• **YOUR GOAL**:
Below are lines of data; count those that contain "JSON" and give the total alone.
ENTRIES PROVIDED Start Marker
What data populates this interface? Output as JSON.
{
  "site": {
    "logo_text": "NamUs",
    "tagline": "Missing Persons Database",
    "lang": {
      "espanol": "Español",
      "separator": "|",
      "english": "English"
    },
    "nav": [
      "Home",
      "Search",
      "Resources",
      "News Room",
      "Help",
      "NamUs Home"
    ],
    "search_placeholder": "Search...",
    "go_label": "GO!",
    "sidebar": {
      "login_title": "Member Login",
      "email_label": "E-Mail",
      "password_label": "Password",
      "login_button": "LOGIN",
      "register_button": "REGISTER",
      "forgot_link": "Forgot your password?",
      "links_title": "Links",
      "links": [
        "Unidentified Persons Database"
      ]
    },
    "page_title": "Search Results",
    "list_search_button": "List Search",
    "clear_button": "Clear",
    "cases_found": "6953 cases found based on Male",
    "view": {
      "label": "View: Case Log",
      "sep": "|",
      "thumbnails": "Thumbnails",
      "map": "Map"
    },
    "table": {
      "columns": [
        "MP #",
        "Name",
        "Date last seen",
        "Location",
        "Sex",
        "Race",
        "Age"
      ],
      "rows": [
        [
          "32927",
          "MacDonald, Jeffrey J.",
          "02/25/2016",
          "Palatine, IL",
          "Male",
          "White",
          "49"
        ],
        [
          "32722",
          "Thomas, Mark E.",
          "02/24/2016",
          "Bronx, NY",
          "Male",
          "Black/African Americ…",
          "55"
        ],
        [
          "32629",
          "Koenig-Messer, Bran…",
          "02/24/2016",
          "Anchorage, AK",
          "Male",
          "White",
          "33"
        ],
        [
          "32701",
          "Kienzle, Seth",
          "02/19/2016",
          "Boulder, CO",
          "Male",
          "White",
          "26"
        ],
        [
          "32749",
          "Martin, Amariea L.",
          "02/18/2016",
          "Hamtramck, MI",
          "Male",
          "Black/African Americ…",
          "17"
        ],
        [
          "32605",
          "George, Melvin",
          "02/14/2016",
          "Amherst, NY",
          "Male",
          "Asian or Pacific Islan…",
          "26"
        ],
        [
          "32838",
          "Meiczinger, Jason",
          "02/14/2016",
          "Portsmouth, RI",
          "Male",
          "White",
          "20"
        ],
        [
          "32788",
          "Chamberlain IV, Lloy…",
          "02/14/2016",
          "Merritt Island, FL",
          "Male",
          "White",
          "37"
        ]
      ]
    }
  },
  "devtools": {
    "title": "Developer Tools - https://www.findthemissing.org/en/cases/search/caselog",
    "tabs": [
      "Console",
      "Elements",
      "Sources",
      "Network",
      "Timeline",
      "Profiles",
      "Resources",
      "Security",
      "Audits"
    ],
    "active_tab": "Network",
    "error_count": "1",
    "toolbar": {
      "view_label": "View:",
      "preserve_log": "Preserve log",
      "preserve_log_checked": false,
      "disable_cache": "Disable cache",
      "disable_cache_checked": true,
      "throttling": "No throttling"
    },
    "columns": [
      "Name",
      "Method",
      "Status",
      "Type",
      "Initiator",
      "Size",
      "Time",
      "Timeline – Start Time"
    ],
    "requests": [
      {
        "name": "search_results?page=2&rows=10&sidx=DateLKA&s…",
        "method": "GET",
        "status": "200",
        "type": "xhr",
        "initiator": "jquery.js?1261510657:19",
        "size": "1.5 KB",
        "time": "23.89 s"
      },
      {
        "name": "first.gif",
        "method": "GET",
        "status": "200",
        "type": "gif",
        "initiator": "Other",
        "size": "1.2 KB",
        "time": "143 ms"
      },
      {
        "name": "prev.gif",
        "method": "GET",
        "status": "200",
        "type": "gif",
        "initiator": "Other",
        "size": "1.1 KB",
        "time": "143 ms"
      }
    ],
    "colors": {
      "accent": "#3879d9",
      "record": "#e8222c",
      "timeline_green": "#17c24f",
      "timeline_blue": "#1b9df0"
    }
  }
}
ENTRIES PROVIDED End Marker
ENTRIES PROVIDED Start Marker
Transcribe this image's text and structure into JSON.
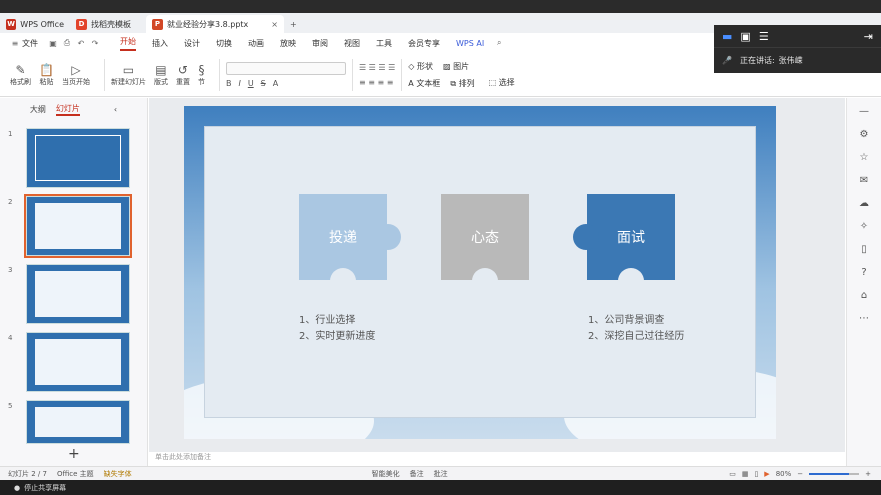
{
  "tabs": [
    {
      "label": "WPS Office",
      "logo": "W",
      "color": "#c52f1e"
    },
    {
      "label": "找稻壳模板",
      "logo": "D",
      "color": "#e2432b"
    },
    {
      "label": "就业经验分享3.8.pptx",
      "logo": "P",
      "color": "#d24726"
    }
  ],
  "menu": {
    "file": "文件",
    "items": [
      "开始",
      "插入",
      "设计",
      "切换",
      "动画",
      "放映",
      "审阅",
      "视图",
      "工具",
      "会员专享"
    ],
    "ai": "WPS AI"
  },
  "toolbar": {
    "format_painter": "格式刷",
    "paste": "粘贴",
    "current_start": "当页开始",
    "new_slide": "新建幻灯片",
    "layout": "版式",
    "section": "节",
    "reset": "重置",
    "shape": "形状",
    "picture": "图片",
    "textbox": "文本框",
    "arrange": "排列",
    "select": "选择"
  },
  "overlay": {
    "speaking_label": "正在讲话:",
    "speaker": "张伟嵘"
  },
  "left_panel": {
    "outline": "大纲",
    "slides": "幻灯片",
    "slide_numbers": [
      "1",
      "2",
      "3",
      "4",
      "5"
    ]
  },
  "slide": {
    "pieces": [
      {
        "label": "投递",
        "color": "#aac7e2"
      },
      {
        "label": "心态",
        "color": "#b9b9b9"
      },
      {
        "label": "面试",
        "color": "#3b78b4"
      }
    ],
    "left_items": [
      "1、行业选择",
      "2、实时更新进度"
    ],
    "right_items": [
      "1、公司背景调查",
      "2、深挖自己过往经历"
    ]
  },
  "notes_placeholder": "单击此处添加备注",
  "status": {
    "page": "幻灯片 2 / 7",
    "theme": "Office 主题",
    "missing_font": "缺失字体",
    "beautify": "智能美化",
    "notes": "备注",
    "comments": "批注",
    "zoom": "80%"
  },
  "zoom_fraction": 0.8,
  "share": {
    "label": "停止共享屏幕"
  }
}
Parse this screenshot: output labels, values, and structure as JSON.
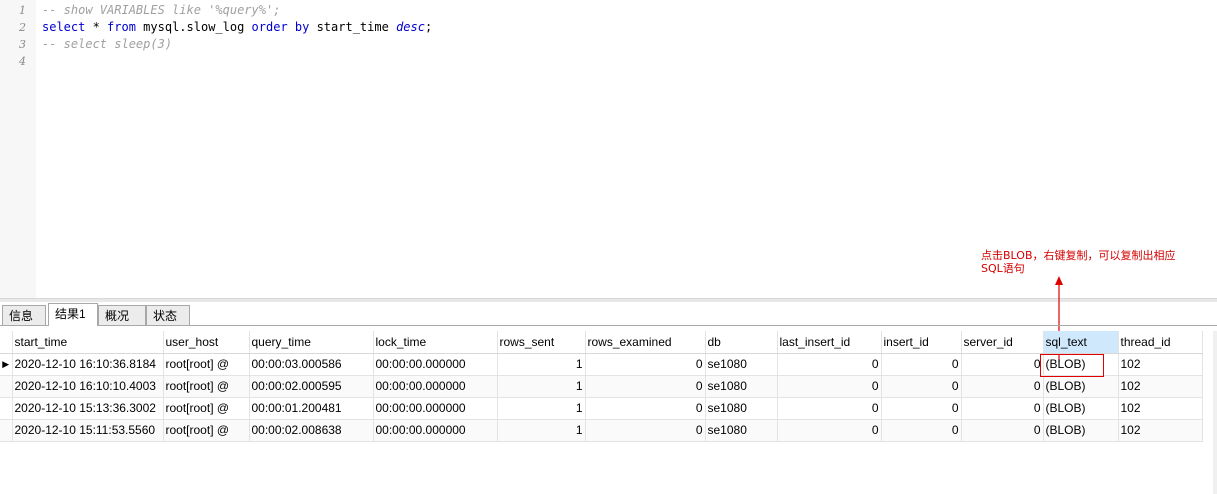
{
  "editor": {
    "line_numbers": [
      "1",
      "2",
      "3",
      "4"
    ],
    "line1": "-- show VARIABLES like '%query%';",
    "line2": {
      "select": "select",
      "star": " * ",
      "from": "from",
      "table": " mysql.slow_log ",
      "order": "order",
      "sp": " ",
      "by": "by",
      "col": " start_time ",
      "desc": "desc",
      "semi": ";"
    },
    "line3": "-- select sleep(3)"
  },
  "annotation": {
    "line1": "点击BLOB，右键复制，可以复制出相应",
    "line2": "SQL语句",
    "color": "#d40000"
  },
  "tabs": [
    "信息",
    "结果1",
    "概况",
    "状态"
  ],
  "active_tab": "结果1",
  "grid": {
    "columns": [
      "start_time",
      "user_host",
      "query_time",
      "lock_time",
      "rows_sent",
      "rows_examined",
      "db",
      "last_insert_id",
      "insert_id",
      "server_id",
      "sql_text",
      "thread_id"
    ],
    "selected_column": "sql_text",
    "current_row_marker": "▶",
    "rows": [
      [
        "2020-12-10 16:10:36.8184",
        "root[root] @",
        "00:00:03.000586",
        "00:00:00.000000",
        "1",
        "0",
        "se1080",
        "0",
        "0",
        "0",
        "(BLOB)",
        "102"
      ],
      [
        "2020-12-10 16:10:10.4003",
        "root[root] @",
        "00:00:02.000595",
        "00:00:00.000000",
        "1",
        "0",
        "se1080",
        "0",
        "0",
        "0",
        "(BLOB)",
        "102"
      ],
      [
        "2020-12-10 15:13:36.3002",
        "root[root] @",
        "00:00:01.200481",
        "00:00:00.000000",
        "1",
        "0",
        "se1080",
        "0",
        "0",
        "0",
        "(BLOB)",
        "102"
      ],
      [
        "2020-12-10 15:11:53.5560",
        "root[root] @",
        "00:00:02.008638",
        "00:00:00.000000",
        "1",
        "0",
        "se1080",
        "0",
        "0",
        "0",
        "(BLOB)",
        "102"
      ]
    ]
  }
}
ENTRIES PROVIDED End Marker
• **ANSWER SECTION**:
3